== INPUT DATA ==
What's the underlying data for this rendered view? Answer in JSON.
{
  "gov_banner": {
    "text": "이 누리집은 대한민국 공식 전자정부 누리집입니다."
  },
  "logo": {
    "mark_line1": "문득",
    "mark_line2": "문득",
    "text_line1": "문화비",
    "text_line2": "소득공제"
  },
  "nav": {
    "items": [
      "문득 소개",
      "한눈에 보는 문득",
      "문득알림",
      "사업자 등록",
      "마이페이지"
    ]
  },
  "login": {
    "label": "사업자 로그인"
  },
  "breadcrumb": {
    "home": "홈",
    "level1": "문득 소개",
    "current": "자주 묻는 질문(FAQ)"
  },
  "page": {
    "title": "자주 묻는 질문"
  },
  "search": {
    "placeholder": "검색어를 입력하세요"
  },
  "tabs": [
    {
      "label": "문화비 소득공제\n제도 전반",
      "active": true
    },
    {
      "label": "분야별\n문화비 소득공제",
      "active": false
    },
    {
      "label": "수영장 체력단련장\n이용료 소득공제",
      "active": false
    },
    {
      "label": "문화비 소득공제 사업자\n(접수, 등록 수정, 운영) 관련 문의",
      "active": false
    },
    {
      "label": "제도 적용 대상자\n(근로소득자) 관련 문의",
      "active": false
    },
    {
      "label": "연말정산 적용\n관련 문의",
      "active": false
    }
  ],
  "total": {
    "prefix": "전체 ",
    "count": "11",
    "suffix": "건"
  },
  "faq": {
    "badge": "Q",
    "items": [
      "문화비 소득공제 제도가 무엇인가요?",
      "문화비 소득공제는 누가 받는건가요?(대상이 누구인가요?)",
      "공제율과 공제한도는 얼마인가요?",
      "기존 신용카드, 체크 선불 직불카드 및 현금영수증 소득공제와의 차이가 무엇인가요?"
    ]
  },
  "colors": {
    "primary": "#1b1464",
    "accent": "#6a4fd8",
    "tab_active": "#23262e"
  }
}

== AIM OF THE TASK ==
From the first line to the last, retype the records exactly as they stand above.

== ANSWER SPACE ==
What's the underlying data for this rendered view? Answer in JSON.
{
  "gov_banner": {
    "text": "이 누리집은 대한민국 공식 전자정부 누리집입니다."
  },
  "logo": {
    "mark_line1": "문득",
    "mark_line2": "문득",
    "text_line1": "문화비",
    "text_line2": "소득공제"
  },
  "nav": {
    "items": [
      "문득 소개",
      "한눈에 보는 문득",
      "문득알림",
      "사업자 등록",
      "마이페이지"
    ]
  },
  "login": {
    "label": "사업자 로그인"
  },
  "breadcrumb": {
    "home": "홈",
    "level1": "문득 소개",
    "current": "자주 묻는 질문(FAQ)"
  },
  "page": {
    "title": "자주 묻는 질문"
  },
  "search": {
    "placeholder": "검색어를 입력하세요"
  },
  "tabs": [
    {
      "label": "문화비 소득공제\n제도 전반",
      "active": true
    },
    {
      "label": "분야별\n문화비 소득공제",
      "active": false
    },
    {
      "label": "수영장 체력단련장\n이용료 소득공제",
      "active": false
    },
    {
      "label": "문화비 소득공제 사업자\n(접수, 등록 수정, 운영) 관련 문의",
      "active": false
    },
    {
      "label": "제도 적용 대상자\n(근로소득자) 관련 문의",
      "active": false
    },
    {
      "label": "연말정산 적용\n관련 문의",
      "active": false
    }
  ],
  "total": {
    "prefix": "전체 ",
    "count": "11",
    "suffix": "건"
  },
  "faq": {
    "badge": "Q",
    "items": [
      "문화비 소득공제 제도가 무엇인가요?",
      "문화비 소득공제는 누가 받는건가요?(대상이 누구인가요?)",
      "공제율과 공제한도는 얼마인가요?",
      "기존 신용카드, 체크 선불 직불카드 및 현금영수증 소득공제와의 차이가 무엇인가요?"
    ]
  },
  "colors": {
    "primary": "#1b1464",
    "accent": "#6a4fd8",
    "tab_active": "#23262e"
  }
}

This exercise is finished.